Famed Rock n Roll legend and Greenwich Village icon, Lou Reed, was born on March 2, 1942.Reed grew up on Long Island and moved to New York City at the early age of twenty and co-founded the groundbreaking band the Velvet Underground with fellow musician John Cale.
From a previous Off the Grid post on the band’s rise to stardom:
It was 1966 when Reed’s band, The Velvet Underground, was discovered by Andy Warhol playing at the Café Bizarre at 106 West 3rd Street in the South Village (now replaced by an NYU law school dormitory). Taken by their unique sound, Warhol invited the group into his world and eventually became its manager. Reed and the Velvet Underground would participate in Warhol’s traveling multimedia show, The Exploding Plastic Inevitable, held at times on St. Mark’s Place in the same space that the Electric Circus would soon occupy by the late 1960s. (Read more here.)
Their first album, The Velvet Underground & Nico, was released in 1967, with only a few thousand copies purchased in the first year. Although not initially popular outside of the New York underground scene, The Velvet Underground and Reed’s legacy went on to greatly shape the future generations of rock and roll.
The Velvet Underground broke up in 1970, but Reed never left the world of music. Reed went on as a solo artist, his own singer, songwriter and guitarist, releasing twenty two albums throughout his lifetime and managed to maintain an influential role in music history and in the Village. You can read more about Reed’s songwriting and experience in the village in an earlier Off the Grid post here.
In 1989, Reed released his 15th solo album, New York, which even today, encapsulates that era of the city’s history. Most of the album’s songs criticize the city’s shift in political climate, the decaying living conditions and social neglect.
Reed’s “Halloween Parade” highlighted the city’s painful loss from the AIDS epidemic specifically in New York City and the city government’s lack of response.
“Dirty Blvd” shed light on the story of a child in New York City unable to escape their poverty-stricken life.
The song “Xmas in February” focused on homelessness and veterans in the city.
Reed once told reporter Kristine McKenna, “I’ve always believed that there’s an amazing number of things you can do through a rock n’ roll song and that you can do serious writing in a rock song if you can somehow do it without losing the beat.” Reed’s work, as a front man for the Velvet Underground and as a solo artist, also incorporated themes concerning love, addiction, sex, drug use and joy.
Evidenced by his lifetime of creative work, Reed carried the unique ability to transcend rock music and communicate the emotionally raw aspects of the lived human experience.
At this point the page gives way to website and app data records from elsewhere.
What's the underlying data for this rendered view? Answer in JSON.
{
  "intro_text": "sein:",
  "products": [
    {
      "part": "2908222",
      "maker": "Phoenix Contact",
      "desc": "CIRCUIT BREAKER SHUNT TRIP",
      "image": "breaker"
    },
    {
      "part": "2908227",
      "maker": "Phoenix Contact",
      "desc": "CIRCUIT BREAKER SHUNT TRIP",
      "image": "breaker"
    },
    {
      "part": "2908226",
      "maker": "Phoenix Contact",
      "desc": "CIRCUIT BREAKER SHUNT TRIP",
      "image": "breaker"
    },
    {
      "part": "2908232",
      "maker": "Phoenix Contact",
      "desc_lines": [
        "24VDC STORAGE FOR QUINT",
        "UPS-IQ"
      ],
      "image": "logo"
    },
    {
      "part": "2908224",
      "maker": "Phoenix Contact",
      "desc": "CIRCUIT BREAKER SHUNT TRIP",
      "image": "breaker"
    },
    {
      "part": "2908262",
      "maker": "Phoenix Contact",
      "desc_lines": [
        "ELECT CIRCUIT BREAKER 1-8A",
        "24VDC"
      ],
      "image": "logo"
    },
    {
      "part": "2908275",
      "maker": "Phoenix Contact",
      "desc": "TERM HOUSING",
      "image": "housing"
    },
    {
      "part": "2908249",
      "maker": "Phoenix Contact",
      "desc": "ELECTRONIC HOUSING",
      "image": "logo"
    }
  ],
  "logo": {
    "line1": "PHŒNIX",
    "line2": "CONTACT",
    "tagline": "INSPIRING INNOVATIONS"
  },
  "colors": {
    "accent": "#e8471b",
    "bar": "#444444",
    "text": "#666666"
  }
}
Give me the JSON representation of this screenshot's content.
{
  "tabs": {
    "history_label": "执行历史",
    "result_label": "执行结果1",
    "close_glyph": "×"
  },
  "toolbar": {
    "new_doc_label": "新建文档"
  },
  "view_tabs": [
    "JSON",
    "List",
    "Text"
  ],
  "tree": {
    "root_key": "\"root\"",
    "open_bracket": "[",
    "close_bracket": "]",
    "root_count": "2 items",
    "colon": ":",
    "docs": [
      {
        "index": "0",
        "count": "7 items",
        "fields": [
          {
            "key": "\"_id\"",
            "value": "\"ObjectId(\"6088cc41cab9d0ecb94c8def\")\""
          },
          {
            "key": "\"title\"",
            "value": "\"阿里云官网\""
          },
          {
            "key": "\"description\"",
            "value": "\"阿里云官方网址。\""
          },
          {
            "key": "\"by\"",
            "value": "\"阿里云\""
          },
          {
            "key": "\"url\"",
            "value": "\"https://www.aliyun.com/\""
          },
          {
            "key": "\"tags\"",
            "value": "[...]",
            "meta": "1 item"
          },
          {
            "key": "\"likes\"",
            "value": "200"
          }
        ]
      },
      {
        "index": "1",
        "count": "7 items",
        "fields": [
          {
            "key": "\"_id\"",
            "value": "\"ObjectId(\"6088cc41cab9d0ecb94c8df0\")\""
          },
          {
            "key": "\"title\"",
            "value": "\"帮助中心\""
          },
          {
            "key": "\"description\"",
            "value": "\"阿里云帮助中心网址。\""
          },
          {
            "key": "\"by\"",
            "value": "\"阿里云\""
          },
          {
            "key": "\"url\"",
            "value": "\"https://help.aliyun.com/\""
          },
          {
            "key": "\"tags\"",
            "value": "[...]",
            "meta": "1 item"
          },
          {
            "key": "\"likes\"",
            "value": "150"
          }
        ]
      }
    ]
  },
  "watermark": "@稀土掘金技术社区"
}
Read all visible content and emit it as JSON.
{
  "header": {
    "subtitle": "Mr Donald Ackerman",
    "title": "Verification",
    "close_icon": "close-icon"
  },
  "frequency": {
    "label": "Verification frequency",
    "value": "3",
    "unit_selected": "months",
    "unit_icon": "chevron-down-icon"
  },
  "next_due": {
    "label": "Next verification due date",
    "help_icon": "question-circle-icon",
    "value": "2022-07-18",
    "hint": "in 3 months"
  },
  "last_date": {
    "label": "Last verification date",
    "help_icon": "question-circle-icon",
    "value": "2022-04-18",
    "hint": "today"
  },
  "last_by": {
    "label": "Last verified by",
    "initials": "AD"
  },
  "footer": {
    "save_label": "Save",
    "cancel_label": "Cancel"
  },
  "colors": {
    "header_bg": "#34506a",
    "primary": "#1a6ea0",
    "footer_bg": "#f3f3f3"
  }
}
His work, charged with his own stories, also preserves the many perspectives of those from his generation, especially his fellow New Yorkers.
In a 1998 interview with PBS, David Bowie remarked on Reed’s work, “The verbal and musical zeitgeist that Lou created—the nature of his lyric writing being hitherto unknown in rock-and-roll—he gave us the environment in which to put our more theatrical vision—he supplied us with the street and the landscape, and we peopled it.”
Outside of the studio and venues, Reed lived in the West Village with his wife Laurie Anderson. GVSHP was honored to receive a contribution from Lou Reed for Greenwich Village Stories. In the book, Reed describes his favorite moments spent in the village, which you can read more about here.
When asked about her late husband, Anderson remarked, “We were always seeing a lot of art and music and plays and shows, and I watched as he loved and appreciated other artists and musicians. He was always so generous. He knew how hard it was to do. We loved our life in the West Village and our friends; and in all, we did the best we could do.”
Finally, in Lou’s own words from NYC Man (2003):
“New York City, how I love you, blink your eyes and I’ll be gone.”
We miss you, Lou.